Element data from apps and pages
****************

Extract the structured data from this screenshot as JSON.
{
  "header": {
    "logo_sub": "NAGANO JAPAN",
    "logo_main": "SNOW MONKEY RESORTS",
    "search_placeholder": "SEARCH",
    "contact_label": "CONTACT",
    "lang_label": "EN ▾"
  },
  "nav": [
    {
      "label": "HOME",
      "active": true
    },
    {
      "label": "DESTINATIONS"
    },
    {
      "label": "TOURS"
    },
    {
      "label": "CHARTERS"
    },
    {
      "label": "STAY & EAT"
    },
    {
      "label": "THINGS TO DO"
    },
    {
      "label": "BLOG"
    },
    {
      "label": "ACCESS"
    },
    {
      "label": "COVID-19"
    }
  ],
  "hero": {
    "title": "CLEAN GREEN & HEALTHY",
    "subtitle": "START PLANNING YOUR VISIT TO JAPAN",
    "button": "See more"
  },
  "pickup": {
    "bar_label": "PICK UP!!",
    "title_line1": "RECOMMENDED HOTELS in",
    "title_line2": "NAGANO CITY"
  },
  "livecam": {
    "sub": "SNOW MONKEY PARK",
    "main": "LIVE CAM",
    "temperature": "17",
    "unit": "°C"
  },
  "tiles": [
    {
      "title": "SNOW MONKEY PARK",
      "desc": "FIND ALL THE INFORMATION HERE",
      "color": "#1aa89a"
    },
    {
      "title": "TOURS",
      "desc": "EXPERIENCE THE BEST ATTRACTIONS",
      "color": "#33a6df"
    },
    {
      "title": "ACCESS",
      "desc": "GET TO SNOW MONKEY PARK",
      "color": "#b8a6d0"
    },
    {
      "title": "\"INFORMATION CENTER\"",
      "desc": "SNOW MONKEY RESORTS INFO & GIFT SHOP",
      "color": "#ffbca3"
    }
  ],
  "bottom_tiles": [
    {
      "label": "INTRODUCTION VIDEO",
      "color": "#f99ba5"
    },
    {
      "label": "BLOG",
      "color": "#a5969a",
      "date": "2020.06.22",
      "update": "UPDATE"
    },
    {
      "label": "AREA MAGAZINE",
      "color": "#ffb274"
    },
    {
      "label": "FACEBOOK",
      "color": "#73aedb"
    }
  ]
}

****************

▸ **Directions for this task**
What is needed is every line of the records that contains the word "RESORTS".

▸ **Expected output**
    "logo_main": "SNOW MONKEY RESORTS",
      "desc": "SNOW MONKEY RESORTS INFO & GIFT SHOP",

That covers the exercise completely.